Rural Workforce Agencies work closely with rural and coastal practices to help meet the demand. Apollo Bay, along with many other regional towns across Australia, face extreme workforce shortages, along with an increase in the number of patients who have recently moved to the area.

“The Apollo Bay Medical Centre is thrilled to welcome locum doctor Ed Mulvey to our health service,” said Mandy Farrelly, Great Ocean Road Health practice manager “It would not have been possible without funding and support from the Rural Workforce Agency Victoria. Our medical practice has continued to rely heavily on locum support from RWAV.”

Like their counterparts across the country, RWAV in Victoria support access to locum GPs through a free recruitment service. They also employ GPs on 3-12 month contracts to fill locum roles. This provides doctors with ongoing work and allows for a rapid response to vacancies or sudden demand.

Locum roles provide a great opportunity to experience clinical diversity and broaden the GP’s scope of practice whilst exploring rural locations. Locums provide care and support to rural communities in some of the country’s most beautiful destinations, with the bonus of a chance to enjoy stunning beaches, ski fields, inland and coastal areas.

Funded through the Commonwealth Department of Health and Aging, Rural Workforce Agencies support the costs of travel and accommodation and take care of all the coordination with the practice for all locum placements.

As well as providing GP sessional work, doctors have the option to support local hospitals and aged care facilities through Visiting Medical Officer (VMO) rights and After-hours/On-call work. These services come under considerable extra strain at holiday times.

In the 2021-22 financial year, RWAV filled 241 GP locum positions, including placements with Aboriginal Controlled Community Health Organisations (ACCHIOs).

“RWAV have been most supportive in locum and permanent staffing,” writes Judith Murray, Quality Improvement Coordinator at Njernda Aboriginal Corporation in Echuca. “The team has been helpful and efficient in their support of locum GPs. They have returned to our service on multiple occasions. We feel that it has been a mutually beneficial arrangement where we’ve been able to expose locums to a positive experience working in Aboriginal health.”

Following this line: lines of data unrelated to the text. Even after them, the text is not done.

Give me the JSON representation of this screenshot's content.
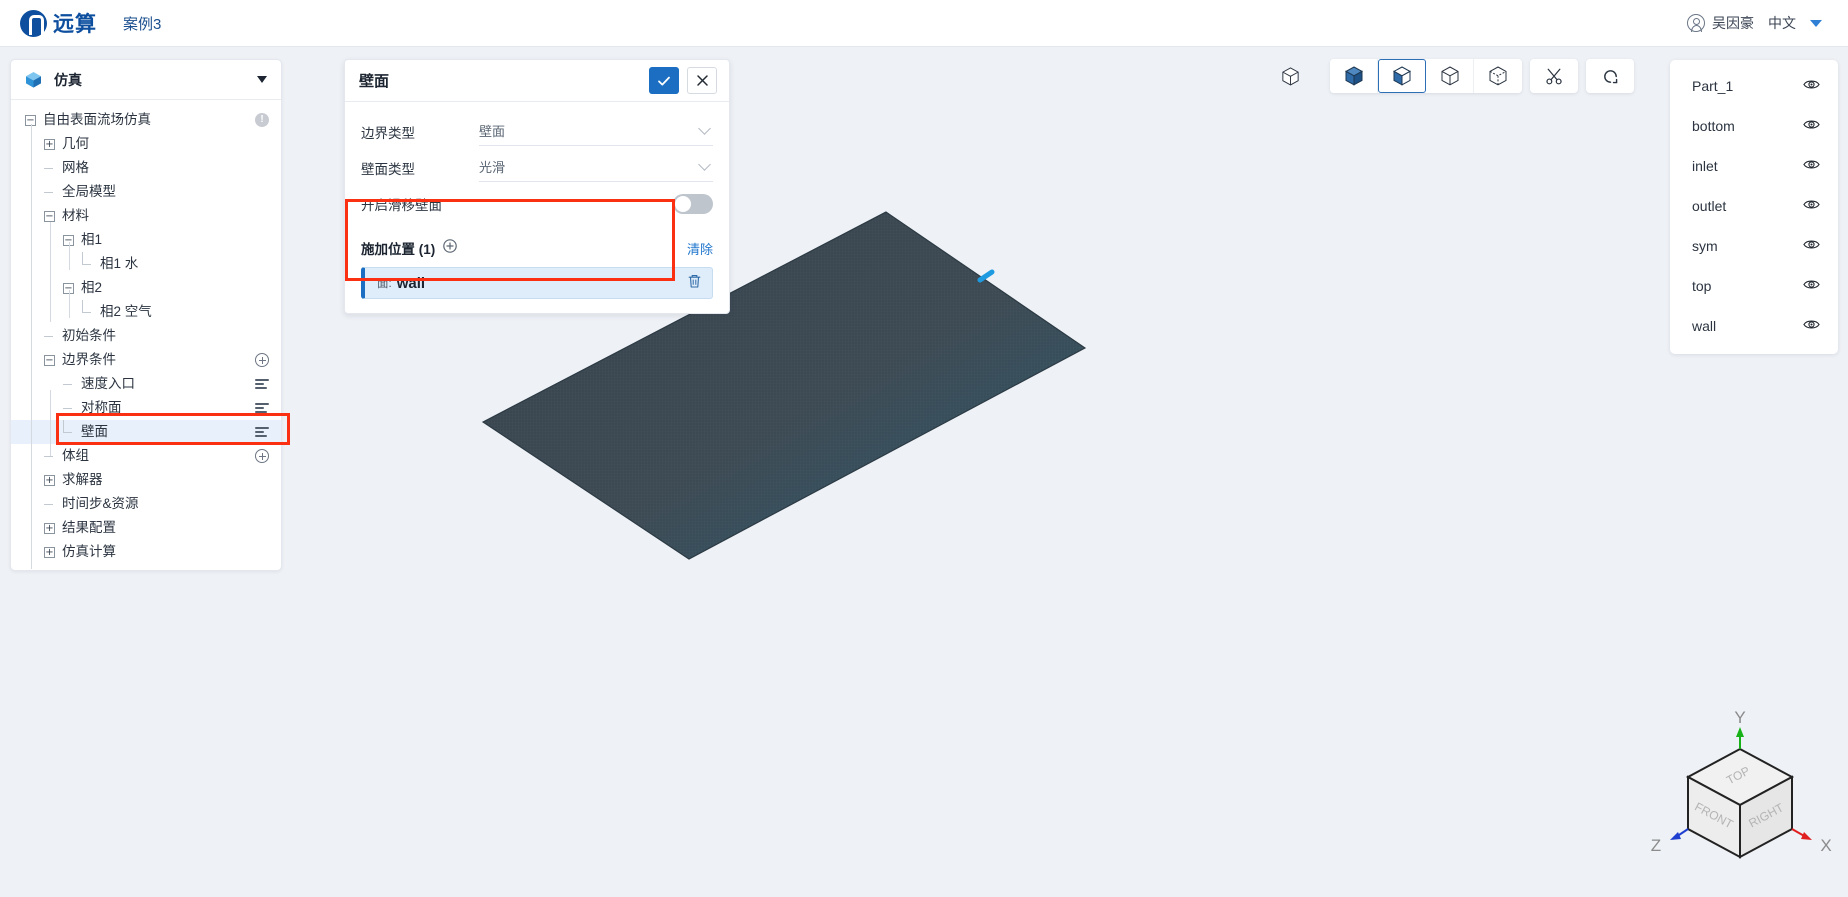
{
  "header": {
    "brand": "远算",
    "case_title": "案例3",
    "user_name": "吴因豪",
    "language": "中文",
    "user_icon": "avatar-icon",
    "caret_icon": "chevron-down-icon"
  },
  "tree_panel": {
    "head_title": "仿真",
    "head_icon": "cube-icon",
    "head_caret": "chevron-down-icon",
    "nodes": [
      {
        "label": "自由表面流场仿真",
        "depth": 0,
        "toggle": "minus",
        "right": "info",
        "selected": false
      },
      {
        "label": "几何",
        "depth": 1,
        "toggle": "plus",
        "right": "",
        "selected": false
      },
      {
        "label": "网格",
        "depth": 1,
        "toggle": "stub",
        "right": "",
        "selected": false
      },
      {
        "label": "全局模型",
        "depth": 1,
        "toggle": "stub",
        "right": "",
        "selected": false
      },
      {
        "label": "材料",
        "depth": 1,
        "toggle": "minus",
        "right": "",
        "selected": false
      },
      {
        "label": "相1",
        "depth": 2,
        "toggle": "minus",
        "right": "",
        "selected": false
      },
      {
        "label": "相1 水",
        "depth": 3,
        "toggle": "elbow",
        "right": "",
        "selected": false
      },
      {
        "label": "相2",
        "depth": 2,
        "toggle": "minus",
        "right": "",
        "selected": false
      },
      {
        "label": "相2 空气",
        "depth": 3,
        "toggle": "elbow",
        "right": "",
        "selected": false
      },
      {
        "label": "初始条件",
        "depth": 1,
        "toggle": "stub",
        "right": "",
        "selected": false
      },
      {
        "label": "边界条件",
        "depth": 1,
        "toggle": "minus",
        "right": "plus",
        "selected": false
      },
      {
        "label": "速度入口",
        "depth": 2,
        "toggle": "stub",
        "right": "list",
        "selected": false
      },
      {
        "label": "对称面",
        "depth": 2,
        "toggle": "stub",
        "right": "list",
        "selected": false
      },
      {
        "label": "壁面",
        "depth": 2,
        "toggle": "elbow",
        "right": "list",
        "selected": true
      },
      {
        "label": "体组",
        "depth": 1,
        "toggle": "stub",
        "right": "plus",
        "selected": false
      },
      {
        "label": "求解器",
        "depth": 1,
        "toggle": "plus",
        "right": "",
        "selected": false
      },
      {
        "label": "时间步&资源",
        "depth": 1,
        "toggle": "stub",
        "right": "",
        "selected": false
      },
      {
        "label": "结果配置",
        "depth": 1,
        "toggle": "plus",
        "right": "",
        "selected": false
      },
      {
        "label": "仿真计算",
        "depth": 1,
        "toggle": "plus",
        "right": "",
        "selected": false
      }
    ]
  },
  "properties": {
    "title": "壁面",
    "confirm_icon": "check-icon",
    "cancel_icon": "close-icon",
    "fields": [
      {
        "label": "边界类型",
        "value": "壁面",
        "control": "select"
      },
      {
        "label": "壁面类型",
        "value": "光滑",
        "control": "select"
      },
      {
        "label": "开启滑移壁面",
        "value": "",
        "control": "toggle",
        "toggle_on": false
      }
    ],
    "attach": {
      "title": "施加位置 (1)",
      "add_icon": "plus-circle-icon",
      "clear_label": "清除",
      "items": [
        {
          "prefix": "面:",
          "name": "wall",
          "delete_icon": "trash-icon"
        }
      ]
    }
  },
  "toolbar": {
    "buttons": [
      {
        "name": "cube-outline-loose",
        "icon": "cube-wire-icon",
        "active": false,
        "group": "loose"
      },
      {
        "name": "cube-solid",
        "icon": "cube-solid-icon",
        "active": false,
        "group": "a"
      },
      {
        "name": "cube-half-solid",
        "icon": "cube-half-icon",
        "active": true,
        "group": "a"
      },
      {
        "name": "cube-wire",
        "icon": "cube-wire-icon",
        "active": false,
        "group": "a"
      },
      {
        "name": "cube-points",
        "icon": "cube-points-icon",
        "active": false,
        "group": "a"
      },
      {
        "name": "clip-tool",
        "icon": "scissors-icon",
        "active": false,
        "group": "single"
      },
      {
        "name": "reset-view",
        "icon": "refresh-icon",
        "active": false,
        "group": "single"
      }
    ]
  },
  "parts_panel": {
    "visibility_icon": "eye-icon",
    "items": [
      {
        "label": "Part_1",
        "visible": true
      },
      {
        "label": "bottom",
        "visible": true
      },
      {
        "label": "inlet",
        "visible": true
      },
      {
        "label": "outlet",
        "visible": true
      },
      {
        "label": "sym",
        "visible": true
      },
      {
        "label": "top",
        "visible": true
      },
      {
        "label": "wall",
        "visible": true
      }
    ]
  },
  "gizmo": {
    "axis_x": "X",
    "axis_y": "Y",
    "axis_z": "Z",
    "face_top": "TOP",
    "face_front": "FRONT",
    "face_right": "RIGHT",
    "color_x": "#e02020",
    "color_y": "#18b218",
    "color_z": "#1f3fd0"
  },
  "viewport": {
    "model_name": "wall-surface-plate",
    "model_color": "#3a4450",
    "model_accent": "#2d5f77",
    "highlight_color": "#1e9ae0",
    "background": "#eef1f5"
  },
  "annotations": {
    "highlight_color": "#fb2f12",
    "boxes": [
      {
        "name": "attach-position-highlight"
      },
      {
        "name": "tree-wall-node-highlight"
      }
    ]
  }
}
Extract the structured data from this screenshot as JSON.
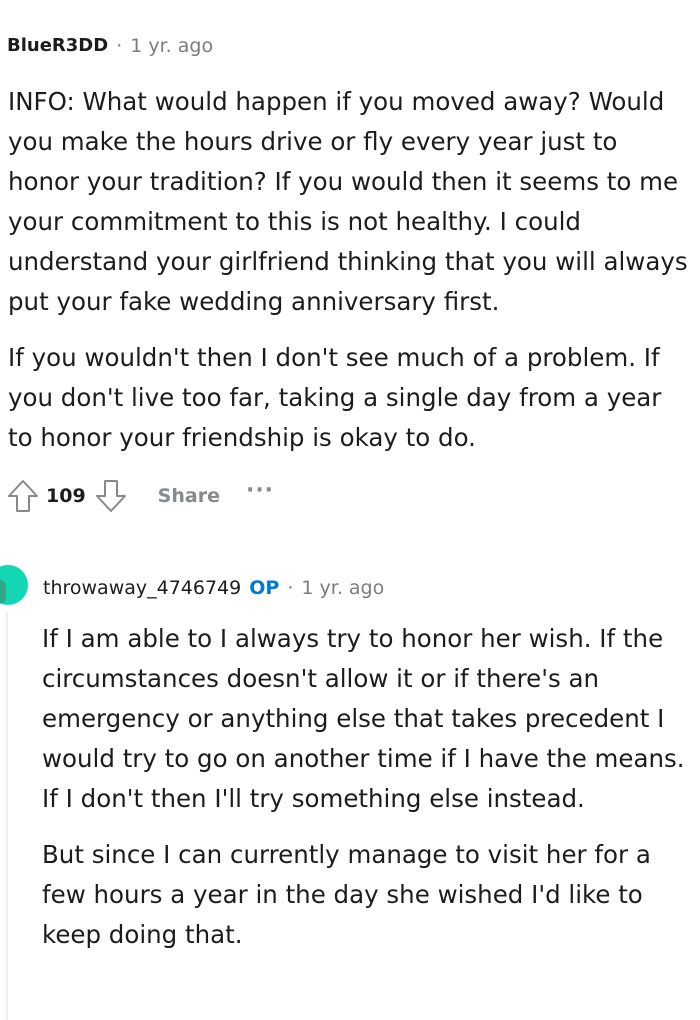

Current GP locum places in Victoria are listed on the RWAV website.

On behalf of Australia's Rural Workforce Agencies Network, we wish all our primary health staff, their communities and visitors a safe and healthy holiday season.

December 2022